Thousands of visitors come to Costa Rica each year with the hope of witnessing the extraordinary phenomenon of seeing sea turtles nest and lay their eggs. These ancient reptiles have been swimming Earth’s waters for at least 150 million years, mysteriously returning to the same beach where they were born.
Costa Rica’s Pacific Coast beaches receive mass arrivals of female turtles by the tens of thousands, and the Costa Rica Caribbean beaches have crucial world nesting sites. Of the seven species of sea turtles that exist on the planet, four of them nest on the beaches of the Costa Rica Caribbean Coast.
Tortuguero National Park and its neighboring beaches of the northern Caribbean Coast of Costa Rica are recognized as the Western Hemisphere’s most important nesting site for endangered Green Sea Turtles (Chelonia mydas); and are a major nesting site for the critically endangered Leatherback (Dermochelys coriacea), Hawksbill (Eretmochelys imbricata), and Loggerhead (Caretta caretta) sea turtles.
Between the Caribbean port city of Limon and the Tortuguero National Park is the Pacuare-Matina Forest Reserve. This even more remote area than Tortuguero is also an important nesting site for Leatherback, Green and Hawksbill sea turtles.

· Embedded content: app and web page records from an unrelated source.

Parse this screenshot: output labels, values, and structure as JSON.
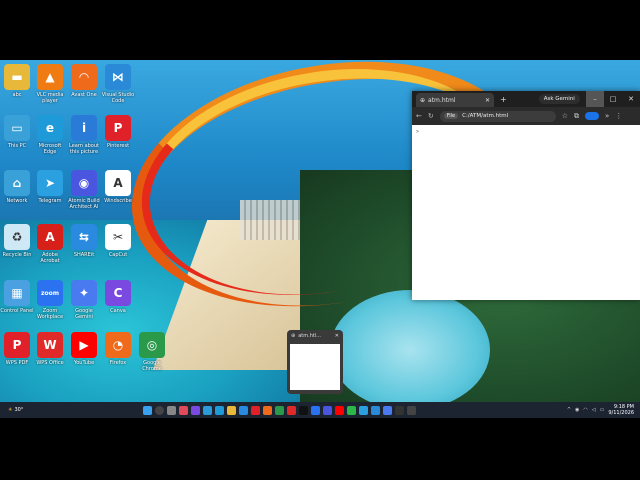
{
  "desktop_icons": [
    {
      "label": "abc",
      "icon": "folder-icon",
      "color": "#e8b83a",
      "glyph": "▬"
    },
    {
      "label": "VLC media player",
      "icon": "vlc-icon",
      "color": "#f07b12",
      "glyph": "▲"
    },
    {
      "label": "Avast One",
      "icon": "avast-icon",
      "color": "#f06a1c",
      "glyph": "◠"
    },
    {
      "label": "Visual Studio Code",
      "icon": "vscode-icon",
      "color": "#2a8ad8",
      "glyph": "⋈"
    },
    {
      "label": "This PC",
      "icon": "monitor-icon",
      "color": "#3aa0d8",
      "glyph": "▭"
    },
    {
      "label": "Microsoft Edge",
      "icon": "edge-icon",
      "color": "#1e9ad8",
      "glyph": "e"
    },
    {
      "label": "Learn about this picture",
      "icon": "info-camera-icon",
      "color": "#2a7ad8",
      "glyph": "i"
    },
    {
      "label": "Pinterest",
      "icon": "pinterest-icon",
      "color": "#e0212a",
      "glyph": "P"
    },
    {
      "label": "Network",
      "icon": "network-icon",
      "color": "#3aa0d8",
      "glyph": "⌂"
    },
    {
      "label": "Telegram",
      "icon": "telegram-icon",
      "color": "#2aa0e0",
      "glyph": "➤"
    },
    {
      "label": "Atomic Build Architect AI",
      "icon": "atomic-icon",
      "color": "#4a56e0",
      "glyph": "◉"
    },
    {
      "label": "Windscribe",
      "icon": "windscribe-icon",
      "color": "#ffffff",
      "glyph": "A"
    },
    {
      "label": "Recycle Bin",
      "icon": "recycle-bin-icon",
      "color": "#cfe8f5",
      "glyph": "♻"
    },
    {
      "label": "Adobe Acrobat",
      "icon": "acrobat-icon",
      "color": "#d8201a",
      "glyph": "A"
    },
    {
      "label": "SHAREit",
      "icon": "shareit-icon",
      "color": "#2a8ae0",
      "glyph": "⇆"
    },
    {
      "label": "CapCut",
      "icon": "capcut-icon",
      "color": "#ffffff",
      "glyph": "✂"
    },
    {
      "label": "Control Panel",
      "icon": "control-panel-icon",
      "color": "#4aa0e0",
      "glyph": "▦"
    },
    {
      "label": "Zoom Workplace",
      "icon": "zoom-icon",
      "color": "#2a72f0",
      "glyph": "zoom"
    },
    {
      "label": "Google Gemini",
      "icon": "gemini-icon",
      "color": "#4a7af0",
      "glyph": "✦"
    },
    {
      "label": "Canva",
      "icon": "canva-icon",
      "color": "#7a4ae0",
      "glyph": "C"
    },
    {
      "label": "WPS PDF",
      "icon": "wps-pdf-icon",
      "color": "#e0212a",
      "glyph": "P"
    },
    {
      "label": "WPS Office",
      "icon": "wps-office-icon",
      "color": "#e02a2a",
      "glyph": "W"
    },
    {
      "label": "YouTube",
      "icon": "youtube-icon",
      "color": "#ff0000",
      "glyph": "▶"
    },
    {
      "label": "Firefox",
      "icon": "firefox-icon",
      "color": "#f06a1c",
      "glyph": "◔"
    },
    {
      "label": "Google Chrome",
      "icon": "chrome-icon",
      "color": "#2a9a4a",
      "glyph": "◎"
    }
  ],
  "browser": {
    "tab_title": "atm.html",
    "tab_close": "✕",
    "new_tab": "+",
    "ask_gemini": "Ask Gemini",
    "min": "–",
    "max": "□",
    "close": "✕",
    "url_scheme": "File",
    "url": "C:/ATM/atm.html",
    "content_text": ">"
  },
  "thumbnail": {
    "title": "atm.htl...",
    "close": "✕"
  },
  "taskbar": {
    "weather": "30°",
    "time": "9:18 PM",
    "date": "9/11/2026"
  }
}
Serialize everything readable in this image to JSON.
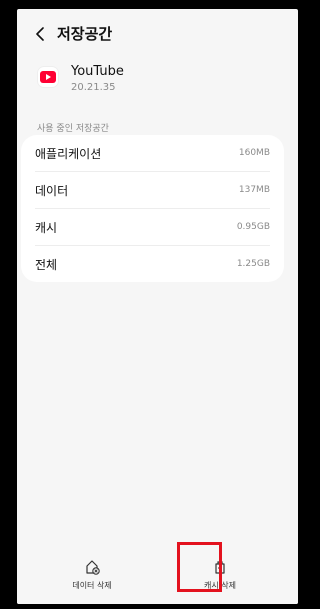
{
  "header": {
    "title": "저장공간"
  },
  "app": {
    "name": "YouTube",
    "version": "20.21.35"
  },
  "section": {
    "label": "사용 중인 저장공간"
  },
  "storage": [
    {
      "label": "애플리케이션",
      "value": "160MB"
    },
    {
      "label": "데이터",
      "value": "137MB"
    },
    {
      "label": "캐시",
      "value": "0.95GB"
    },
    {
      "label": "전체",
      "value": "1.25GB"
    }
  ],
  "actions": {
    "clear_data": "데이터 삭제",
    "clear_cache": "캐시 삭제"
  },
  "colors": {
    "youtube_red": "#ff0033",
    "highlight": "#e3121e",
    "background": "#f6f6f6"
  },
  "icons": [
    "back-arrow-icon",
    "youtube-icon",
    "clear-data-icon",
    "clear-cache-icon"
  ]
}
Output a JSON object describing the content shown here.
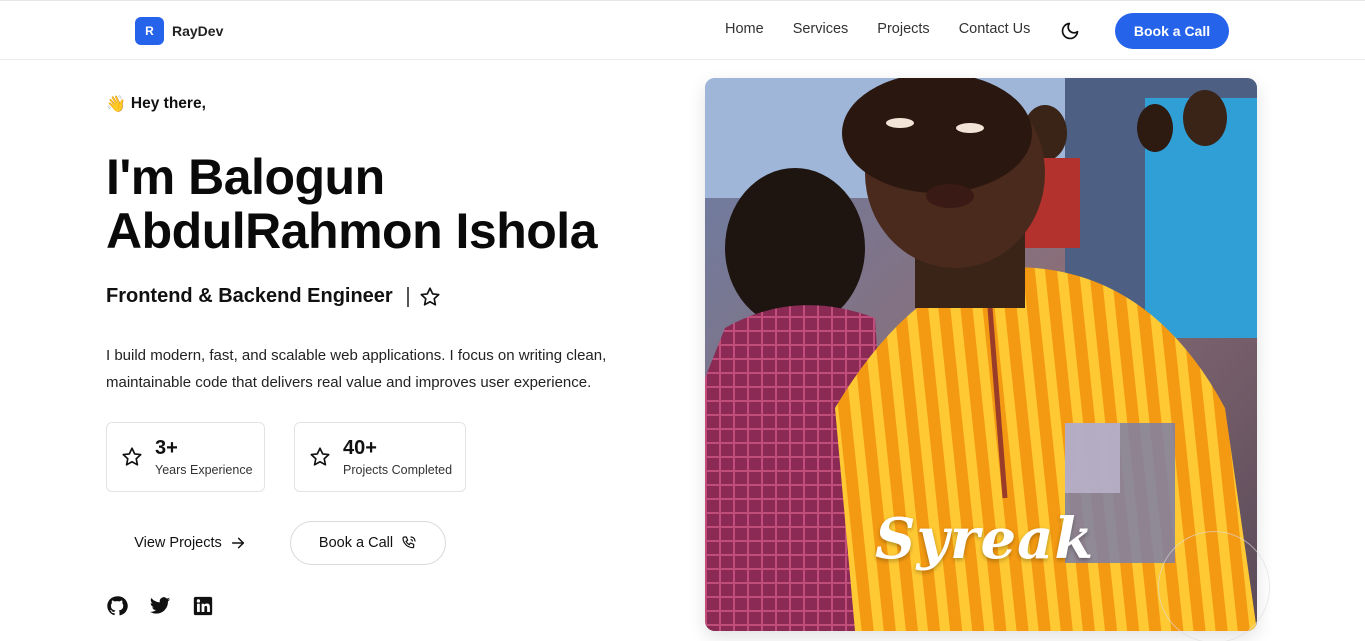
{
  "nav": {
    "logo_letter": "R",
    "brand": "RayDev",
    "links": [
      "Home",
      "Services",
      "Projects",
      "Contact Us"
    ],
    "theme_icon": "moon-icon",
    "cta": "Book a Call",
    "accent": "#2563eb"
  },
  "hero": {
    "greeting_emoji": "👋",
    "greeting": "Hey there,",
    "name_line1": "I'm Balogun",
    "name_line2": "AbdulRahmon Ishola",
    "role": "Frontend & Backend Engineer",
    "description": "I build modern, fast, and scalable web applications. I focus on writing clean, maintainable code that delivers real value and improves user experience.",
    "stats": [
      {
        "value": "3+",
        "label": "Years Experience",
        "icon": "star-icon"
      },
      {
        "value": "40+",
        "label": "Projects Completed",
        "icon": "star-icon"
      }
    ],
    "view_projects": "View Projects",
    "book_call": "Book a Call",
    "socials": [
      "github-icon",
      "twitter-icon",
      "linkedin-icon"
    ]
  },
  "photo": {
    "watermark": "Syreak",
    "alt_colors": {
      "shirt": "#f7a51a",
      "stripe": "#ffcf3a"
    }
  }
}
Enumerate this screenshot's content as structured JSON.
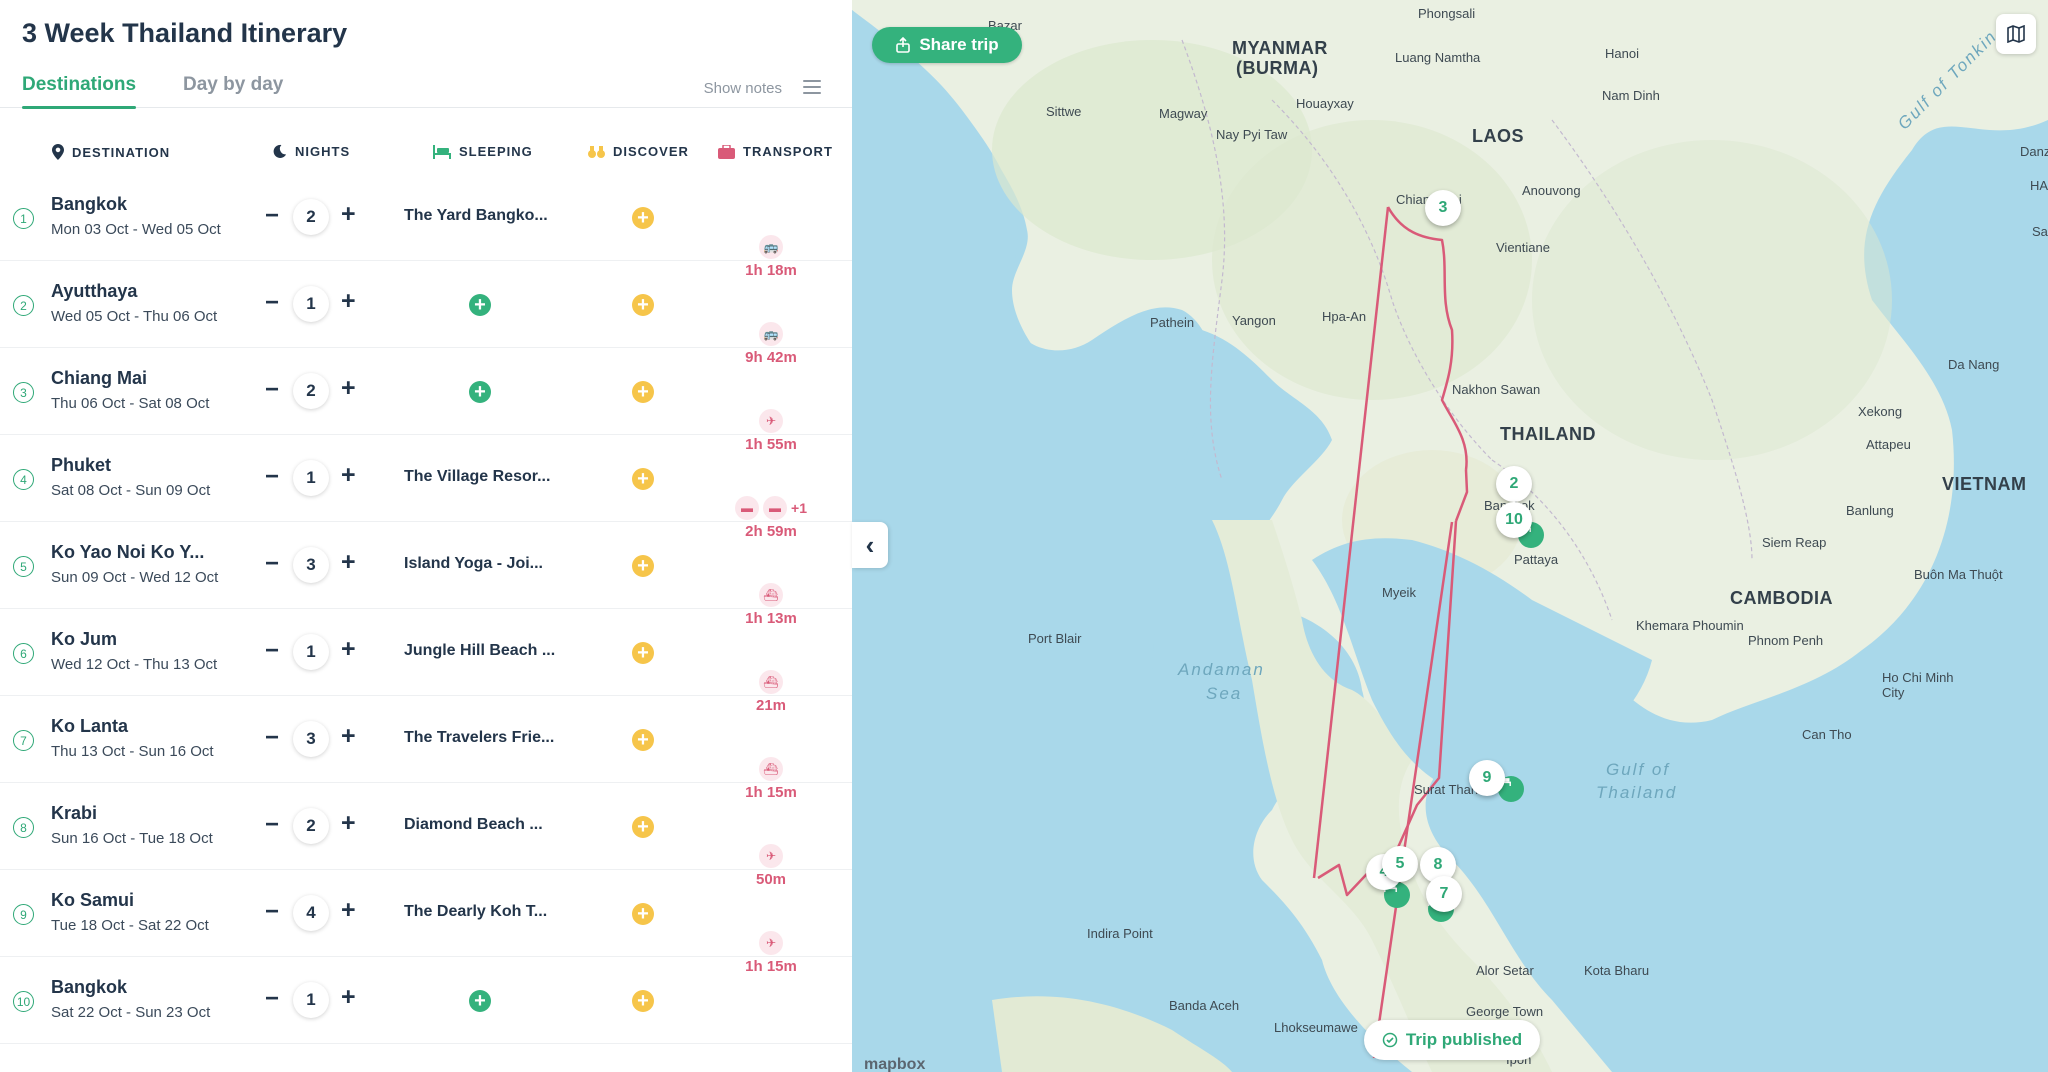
{
  "trip": {
    "title": "3 Week Thailand Itinerary"
  },
  "tabs": {
    "destinations": "Destinations",
    "day_by_day": "Day by day",
    "show_notes": "Show notes"
  },
  "columns": {
    "destination": "DESTINATION",
    "nights": "NIGHTS",
    "sleeping": "SLEEPING",
    "discover": "DISCOVER",
    "transport": "TRANSPORT"
  },
  "stops": [
    {
      "num": "1",
      "name": "Bangkok",
      "dates": "Mon 03 Oct - Wed 05 Oct",
      "nights": "2",
      "sleeping": "The Yard Bangko..."
    },
    {
      "num": "2",
      "name": "Ayutthaya",
      "dates": "Wed 05 Oct - Thu 06 Oct",
      "nights": "1",
      "sleeping": ""
    },
    {
      "num": "3",
      "name": "Chiang Mai",
      "dates": "Thu 06 Oct - Sat 08 Oct",
      "nights": "2",
      "sleeping": ""
    },
    {
      "num": "4",
      "name": "Phuket",
      "dates": "Sat 08 Oct - Sun 09 Oct",
      "nights": "1",
      "sleeping": "The Village Resor..."
    },
    {
      "num": "5",
      "name": "Ko Yao Noi Ko Y...",
      "dates": "Sun 09 Oct - Wed 12 Oct",
      "nights": "3",
      "sleeping": "Island Yoga - Joi..."
    },
    {
      "num": "6",
      "name": "Ko Jum",
      "dates": "Wed 12 Oct - Thu 13 Oct",
      "nights": "1",
      "sleeping": "Jungle Hill Beach ..."
    },
    {
      "num": "7",
      "name": "Ko Lanta",
      "dates": "Thu 13 Oct - Sun 16 Oct",
      "nights": "3",
      "sleeping": "The Travelers Frie..."
    },
    {
      "num": "8",
      "name": "Krabi",
      "dates": "Sun 16 Oct - Tue 18 Oct",
      "nights": "2",
      "sleeping": "Diamond Beach ..."
    },
    {
      "num": "9",
      "name": "Ko Samui",
      "dates": "Tue 18 Oct - Sat 22 Oct",
      "nights": "4",
      "sleeping": "The Dearly Koh T..."
    },
    {
      "num": "10",
      "name": "Bangkok",
      "dates": "Sat 22 Oct - Sun 23 Oct",
      "nights": "1",
      "sleeping": ""
    }
  ],
  "transport": [
    {
      "mode": "bus-icon",
      "duration": "1h 18m"
    },
    {
      "mode": "bus-icon",
      "duration": "9h 42m"
    },
    {
      "mode": "plane-icon",
      "duration": "1h 55m"
    },
    {
      "mode": "multi",
      "extra": "+1",
      "duration": "2h 59m"
    },
    {
      "mode": "ferry-icon",
      "duration": "1h 13m"
    },
    {
      "mode": "ferry-icon",
      "duration": "21m"
    },
    {
      "mode": "ferry-icon",
      "duration": "1h 15m"
    },
    {
      "mode": "plane-icon",
      "duration": "50m"
    },
    {
      "mode": "plane-icon",
      "duration": "1h 15m"
    }
  ],
  "map": {
    "share": "Share trip",
    "published": "Trip published",
    "attribution": "mapbox",
    "countries": [
      "MYANMAR",
      "(BURMA)",
      "LAOS",
      "THAILAND",
      "VIETNAM",
      "CAMBODIA"
    ],
    "seas": [
      "Andaman",
      "Sea",
      "Gulf of",
      "Thailand",
      "Gulf of Tonkin"
    ],
    "cities": [
      "Bazar",
      "Phongsali",
      "Hanoi",
      "Luang Namtha",
      "Nam Dinh",
      "Sittwe",
      "Magway",
      "Nay Pyi Taw",
      "Houayxay",
      "Chiang Mai",
      "Anouvong",
      "Vientiane",
      "Pathein",
      "Yangon",
      "Hpa-An",
      "Nakhon Sawan",
      "Da Nang",
      "Xekong",
      "Attapeu",
      "Bangkok",
      "Banlung",
      "Siem Reap",
      "Pattaya",
      "Buôn Ma Thuột",
      "Myeik",
      "Khemara Phoumin",
      "Phnom Penh",
      "Port Blair",
      "Ho Chi Minh City",
      "Can Tho",
      "Surat Thani",
      "Indira Point",
      "Alor Setar",
      "Kota Bharu",
      "Banda Aceh",
      "Lhokseumawe",
      "George Town",
      "Ipoh",
      "Danz",
      "HA",
      "Sa"
    ],
    "pins": [
      "3",
      "2",
      "10",
      "9",
      "8",
      "7",
      "4",
      "5"
    ]
  },
  "colors": {
    "accent": "#34b27d",
    "transport": "#d95a78",
    "discover": "#f6c54a",
    "route": "#d95a78",
    "land": "#eaf0e2",
    "water": "#a9d8ea"
  }
}
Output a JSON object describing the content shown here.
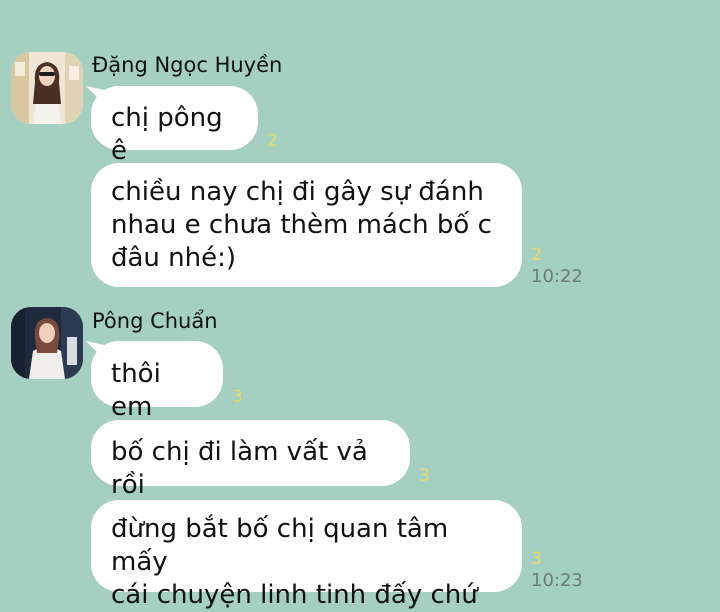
{
  "conversation": {
    "groups": [
      {
        "sender": "Đặng Ngọc Huyền",
        "avatar_icon": "profile-photo-huyen",
        "messages": [
          {
            "lines": [
              "chị pông ê"
            ],
            "seen": "2",
            "time": ""
          },
          {
            "lines": [
              "chiều nay chị đi gây sự đánh",
              "nhau e chưa thèm mách bố c",
              "đâu nhé:)"
            ],
            "seen": "2",
            "time": "10:22"
          }
        ]
      },
      {
        "sender": "Pông Chuẩn",
        "avatar_icon": "profile-photo-chuan",
        "messages": [
          {
            "lines": [
              "thôi em"
            ],
            "seen": "3",
            "time": ""
          },
          {
            "lines": [
              "bố chị đi làm vất vả rồi"
            ],
            "seen": "3",
            "time": ""
          },
          {
            "lines": [
              "đừng bắt bố chị quan tâm mấy",
              "cái chuyện linh tinh đấy chứ"
            ],
            "seen": "3",
            "time": "10:23"
          }
        ]
      }
    ]
  },
  "colors": {
    "background": "#a5cfc1",
    "bubble": "#ffffff",
    "read_count": "#e9d96a",
    "timestamp": "#6a7d77"
  }
}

“It is like Tortuguero 20 years ago, before it was developed, with the same wetlands and lowland rainforest, lagoons, beaches, and turtles that come to nest,” noted Helberth Chavarria Madrigal, operations manager at Lirio Lodge, located next to the Pacuare-Matina Forest Reserve.
The Costa Rica eco-lodge specializes in nature tours and educational tourism. During turtle nesting season, which begins in March, Lirio Lodge offers turtle tours with their bilingual guides. The tour is at night when turtles typically come up on the beach, using the cover of darkness for protection from predators. The Costa Rica jungle lodge works with the local grassroots Association of the Pacuare Community that protects the turtles.
The advantage of visiting the Pacuare-Matina Forest Reserve over Tortuguero is that turtle nesting season begins a few months earlier. Since the only place to stay is at Lirio Lodge, the area also is far less transited than the 50,000 tourists who come annually to Tortuguero for turtle nesting and hatching season, from June to October.
“At Lirio Lodge, we have far less people going to see the turtles. In Tortuguero, you might have 400 persons or more in one night, from all of the different lodges, out on the beach trying to see turtles. In our area, people on the tour are only people staying at our lodge,” commented Lirio Lodge co-owner Leo Jones.
Article by Shannon Farley